Send to

Choose Destination
See comment in PubMed Commons below
Acad Med. 2017 Jul 3. doi: 10.1097/ACM.0000000000001812. [Epub ahead of print]

The Use of the Delphi and Other Consensus Group Methods in Medical Education Research: A Review.

Author information

1
S. Humphrey-Murto is associate professor, Department of Medicine, Faculty of Medicine, University of Ottawa, Ottawa, Ontario, Canada. L. Varpio is associate professor, Department of Medicine, Uniformed Services University of the Health Sciences, Bethesda, Maryland. T.J. Wood is associate professor, Department of Innovation in Medical Education, Faculty of Medicine, University of Ottawa, Ottawa, Ontario, Canada. C. Gonsalves is assistant professor, clinician educator, and clinical hematologist, Department of Medicine, Faculty of Medicine, University of Ottawa, Ottawa, Ontario, Canada. L.-A. Ufholz is a medical librarian, Faculty of Medicine, University of Ottawa, Ottawa, Ontario, Canada. K. Mascioli is psychiatrist, Department of Psychiatry, and education fellow, Department of Innovation in Medical Education, Faculty of Medicine, University of Ottawa, Ottawa, Ontario, Canada. C. Wang is an internal medicine resident, Department of Medicine, Faculty of Medicine, University of Ottawa, Ottawa, Ontario, Canada. T. Foth is assistant professor, School of Nursing, Faculty of Health Sciences, University of Ottawa, Ottawa, Ontario, Canada.

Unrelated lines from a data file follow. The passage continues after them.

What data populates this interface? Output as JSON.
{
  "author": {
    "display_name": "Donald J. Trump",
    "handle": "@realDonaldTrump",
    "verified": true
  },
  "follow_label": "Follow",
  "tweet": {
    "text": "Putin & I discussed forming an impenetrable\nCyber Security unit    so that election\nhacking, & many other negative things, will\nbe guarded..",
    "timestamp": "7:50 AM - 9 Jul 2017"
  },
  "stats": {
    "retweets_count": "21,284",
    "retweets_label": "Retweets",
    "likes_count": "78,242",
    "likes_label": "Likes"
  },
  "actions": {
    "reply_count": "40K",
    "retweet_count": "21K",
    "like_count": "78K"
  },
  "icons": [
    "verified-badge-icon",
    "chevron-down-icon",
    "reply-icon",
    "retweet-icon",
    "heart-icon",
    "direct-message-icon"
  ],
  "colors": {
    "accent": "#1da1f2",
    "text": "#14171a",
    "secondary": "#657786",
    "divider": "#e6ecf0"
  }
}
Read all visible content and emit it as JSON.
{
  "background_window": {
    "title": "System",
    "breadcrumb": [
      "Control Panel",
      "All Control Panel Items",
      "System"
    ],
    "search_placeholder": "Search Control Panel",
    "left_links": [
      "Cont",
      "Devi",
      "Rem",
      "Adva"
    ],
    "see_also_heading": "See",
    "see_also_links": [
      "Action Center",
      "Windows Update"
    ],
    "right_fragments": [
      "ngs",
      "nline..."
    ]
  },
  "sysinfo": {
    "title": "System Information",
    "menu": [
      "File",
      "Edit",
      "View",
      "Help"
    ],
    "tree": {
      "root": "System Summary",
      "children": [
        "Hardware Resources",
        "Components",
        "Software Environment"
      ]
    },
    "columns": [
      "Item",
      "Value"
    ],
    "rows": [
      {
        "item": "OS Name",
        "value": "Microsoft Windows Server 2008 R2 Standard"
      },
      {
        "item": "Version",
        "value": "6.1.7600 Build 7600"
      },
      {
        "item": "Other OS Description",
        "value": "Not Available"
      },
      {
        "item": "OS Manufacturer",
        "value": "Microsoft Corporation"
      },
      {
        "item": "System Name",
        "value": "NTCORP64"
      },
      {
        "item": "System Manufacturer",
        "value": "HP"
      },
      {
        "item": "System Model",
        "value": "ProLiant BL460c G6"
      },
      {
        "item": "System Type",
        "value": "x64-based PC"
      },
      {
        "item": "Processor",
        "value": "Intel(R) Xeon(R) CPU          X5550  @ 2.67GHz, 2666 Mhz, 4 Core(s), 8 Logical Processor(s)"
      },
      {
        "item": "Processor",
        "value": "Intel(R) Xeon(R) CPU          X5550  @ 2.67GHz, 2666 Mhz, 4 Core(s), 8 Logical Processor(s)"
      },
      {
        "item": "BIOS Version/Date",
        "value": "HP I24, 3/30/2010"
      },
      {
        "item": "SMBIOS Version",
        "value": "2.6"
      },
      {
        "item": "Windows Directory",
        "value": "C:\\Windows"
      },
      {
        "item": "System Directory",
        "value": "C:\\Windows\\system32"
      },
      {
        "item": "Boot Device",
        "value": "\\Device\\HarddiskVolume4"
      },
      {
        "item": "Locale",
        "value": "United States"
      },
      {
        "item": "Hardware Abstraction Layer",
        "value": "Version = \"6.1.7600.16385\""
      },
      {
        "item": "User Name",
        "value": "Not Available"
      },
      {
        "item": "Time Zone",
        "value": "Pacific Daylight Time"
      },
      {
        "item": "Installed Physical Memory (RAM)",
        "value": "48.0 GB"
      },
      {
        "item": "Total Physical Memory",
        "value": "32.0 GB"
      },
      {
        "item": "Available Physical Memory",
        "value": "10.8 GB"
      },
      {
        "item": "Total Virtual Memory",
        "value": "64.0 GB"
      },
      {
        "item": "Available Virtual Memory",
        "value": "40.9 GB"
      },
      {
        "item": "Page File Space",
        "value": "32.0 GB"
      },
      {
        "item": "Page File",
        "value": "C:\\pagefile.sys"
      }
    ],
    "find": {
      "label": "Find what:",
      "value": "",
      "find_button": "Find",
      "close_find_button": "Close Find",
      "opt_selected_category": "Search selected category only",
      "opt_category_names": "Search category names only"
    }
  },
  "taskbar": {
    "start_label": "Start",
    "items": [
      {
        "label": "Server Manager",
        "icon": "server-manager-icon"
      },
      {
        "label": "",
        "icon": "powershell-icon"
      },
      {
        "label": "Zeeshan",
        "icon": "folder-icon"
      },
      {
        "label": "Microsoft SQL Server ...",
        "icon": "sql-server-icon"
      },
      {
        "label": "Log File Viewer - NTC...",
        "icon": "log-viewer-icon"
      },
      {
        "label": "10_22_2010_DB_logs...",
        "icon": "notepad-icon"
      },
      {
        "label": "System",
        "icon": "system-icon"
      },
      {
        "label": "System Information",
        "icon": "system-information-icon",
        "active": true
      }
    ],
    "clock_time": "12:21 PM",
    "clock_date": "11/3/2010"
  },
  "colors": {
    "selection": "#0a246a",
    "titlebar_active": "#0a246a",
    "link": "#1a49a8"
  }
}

Abstract

PURPOSE:

Consensus group methods, such as the Delphi method and nominal group technique (NGT), are used to synthesize expert opinions when evidence is lacking. Despite their extensive use, these methods are inconsistently applied. Their use in medical education research has not been well studied. The authors set out to describe the use of consensus methods in medical education research and to assess the reporting quality of these methods and results.

METHOD:

Using scoping review methods, the authors searched the Medline, Embase, PsycInfo, PubMed, Scopus, and ERIC databases for 2009-2016. Full-text articles that focused on medical education and the keywords Delphi, RAND, NGT, or other consensus group methods were included. A standardized extraction form was used to collect article demographic data and features reflecting methodological rigor.

RESULTS:

Of the articles reviewed, 257 met the inclusion criteria. The Modified Delphi (105/257; 40.8%), Delphi (91/257; 35.4%), and NGT (23/257; 8.9%) methods were most often used. The most common study purpose was curriculum development or reform (68/257; 26.5%), assessment tool development (55/257; 21.4%), and defining competencies (43/257; 16.7%). The reporting quality varied, with 70.0% (180/257) of articles reporting a literature review, 27.2% (70/257) reporting what background information was provided to participants, 66.1% (170/257) describing the number of participants, 40.1% (103/257) reporting if private decisions were collected, 37.7% (97/257) reporting if formal feedback of group ratings was shared, and 43.2% (111/257) defining consensus a priori.

CONCLUSIONS:

Consensus methods are poorly standardized and inconsistently used in medical education research. Improved criteria for reporting are needed.

PubMed Commons home

PubMed Commons

0 comments
How to join PubMed Commons

    Supplemental Content

    Full text links

    Icon for Lippincott Williams & Wilkins
    Loading ...
    Support Center